● Supplied data
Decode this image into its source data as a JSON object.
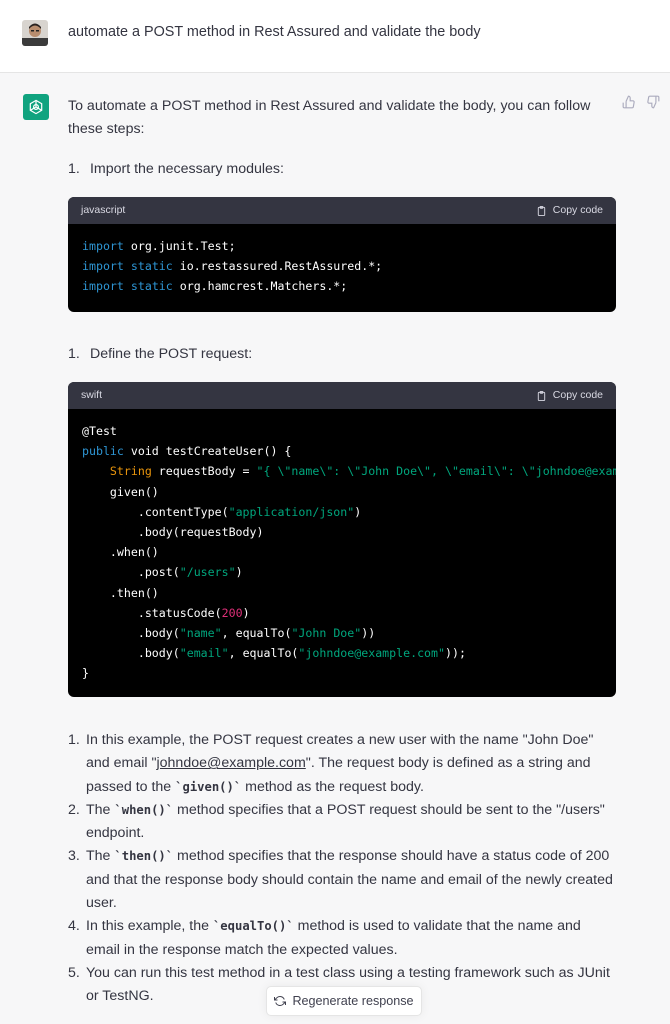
{
  "user": {
    "prompt": "automate a POST method in Rest Assured and validate the body"
  },
  "assistant": {
    "intro": "To automate a POST method in Rest Assured and validate the body, you can follow these steps:",
    "steps": [
      {
        "num": "1.",
        "label": "Import the necessary modules:"
      },
      {
        "num": "1.",
        "label": "Define the POST request:"
      }
    ],
    "code_blocks": [
      {
        "language": "javascript",
        "copy_label": "Copy code",
        "lines": [
          [
            {
              "t": "import",
              "c": "kw"
            },
            {
              "t": " org.junit.Test;",
              "c": ""
            }
          ],
          [
            {
              "t": "import",
              "c": "kw"
            },
            {
              "t": " ",
              "c": ""
            },
            {
              "t": "static",
              "c": "kw"
            },
            {
              "t": " io.restassured.RestAssured.*;",
              "c": ""
            }
          ],
          [
            {
              "t": "import",
              "c": "kw"
            },
            {
              "t": " ",
              "c": ""
            },
            {
              "t": "static",
              "c": "kw"
            },
            {
              "t": " org.hamcrest.Matchers.*;",
              "c": ""
            }
          ]
        ]
      },
      {
        "language": "swift",
        "copy_label": "Copy code",
        "lines": [
          [
            {
              "t": "@Test",
              "c": "an"
            }
          ],
          [
            {
              "t": "public",
              "c": "kw"
            },
            {
              "t": " void testCreateUser() {",
              "c": ""
            }
          ],
          [
            {
              "t": "    ",
              "c": ""
            },
            {
              "t": "String",
              "c": "ty"
            },
            {
              "t": " requestBody = ",
              "c": ""
            },
            {
              "t": "\"{ \\\"name\\\": \\\"John Doe\\\", \\\"email\\\": \\\"johndoe@example.com\\\" }\";",
              "c": "st"
            }
          ],
          [
            {
              "t": "    given()",
              "c": ""
            }
          ],
          [
            {
              "t": "        .contentType(",
              "c": ""
            },
            {
              "t": "\"application/json\"",
              "c": "st"
            },
            {
              "t": ")",
              "c": ""
            }
          ],
          [
            {
              "t": "        .body(requestBody)",
              "c": ""
            }
          ],
          [
            {
              "t": "    .when()",
              "c": ""
            }
          ],
          [
            {
              "t": "        .post(",
              "c": ""
            },
            {
              "t": "\"/users\"",
              "c": "st"
            },
            {
              "t": ")",
              "c": ""
            }
          ],
          [
            {
              "t": "    .then()",
              "c": ""
            }
          ],
          [
            {
              "t": "        .statusCode(",
              "c": ""
            },
            {
              "t": "200",
              "c": "nu"
            },
            {
              "t": ")",
              "c": ""
            }
          ],
          [
            {
              "t": "        .body(",
              "c": ""
            },
            {
              "t": "\"name\"",
              "c": "st"
            },
            {
              "t": ", equalTo(",
              "c": ""
            },
            {
              "t": "\"John Doe\"",
              "c": "st"
            },
            {
              "t": "))",
              "c": ""
            }
          ],
          [
            {
              "t": "        .body(",
              "c": ""
            },
            {
              "t": "\"email\"",
              "c": "st"
            },
            {
              "t": ", equalTo(",
              "c": ""
            },
            {
              "t": "\"johndoe@example.com\"",
              "c": "st"
            },
            {
              "t": "));",
              "c": ""
            }
          ],
          [
            {
              "t": "}",
              "c": ""
            }
          ]
        ]
      }
    ],
    "notes": [
      {
        "num": "1.",
        "parts": [
          {
            "t": "In this example, the POST request creates a new user with the name \"John Doe\" and email \"",
            "k": "text"
          },
          {
            "t": "johndoe@example.com",
            "k": "link"
          },
          {
            "t": "\". The request body is defined as a string and passed to the ",
            "k": "text"
          },
          {
            "t": "`given()`",
            "k": "code"
          },
          {
            "t": " method as the request body.",
            "k": "text"
          }
        ]
      },
      {
        "num": "2.",
        "parts": [
          {
            "t": "The ",
            "k": "text"
          },
          {
            "t": "`when()`",
            "k": "code"
          },
          {
            "t": " method specifies that a POST request should be sent to the \"/users\" endpoint.",
            "k": "text"
          }
        ]
      },
      {
        "num": "3.",
        "parts": [
          {
            "t": "The ",
            "k": "text"
          },
          {
            "t": "`then()`",
            "k": "code"
          },
          {
            "t": " method specifies that the response should have a status code of 200 and that the response body should contain the name and email of the newly created user.",
            "k": "text"
          }
        ]
      },
      {
        "num": "4.",
        "parts": [
          {
            "t": "In this example, the ",
            "k": "text"
          },
          {
            "t": "`equalTo()`",
            "k": "code"
          },
          {
            "t": " method is used to validate that the name and email in the response match the expected values.",
            "k": "text"
          }
        ]
      },
      {
        "num": "5.",
        "parts": [
          {
            "t": "You can run this test method in a test class using a testing framework such as JUnit or TestNG.",
            "k": "text"
          }
        ]
      }
    ]
  },
  "footer": {
    "regenerate_label": "Regenerate response"
  },
  "colors": {
    "accent": "#10a37f",
    "code_bg": "#000000",
    "code_header": "#343541"
  },
  "icons": {
    "user_avatar": "user-avatar",
    "bot_avatar": "openai-logo-icon",
    "thumbs_up": "thumbs-up-icon",
    "thumbs_down": "thumbs-down-icon",
    "clipboard": "clipboard-icon",
    "regenerate": "refresh-icon"
  }
}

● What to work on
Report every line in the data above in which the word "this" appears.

● Task response
Decode this image into its source data as a JSON object.
            "t": "In this example, the POST request creates a new user with the name \"John Doe\" and email \"",
            "t": "In this example, the ",
            "t": "You can run this test method in a test class using a testing framework such as JUnit or TestNG.",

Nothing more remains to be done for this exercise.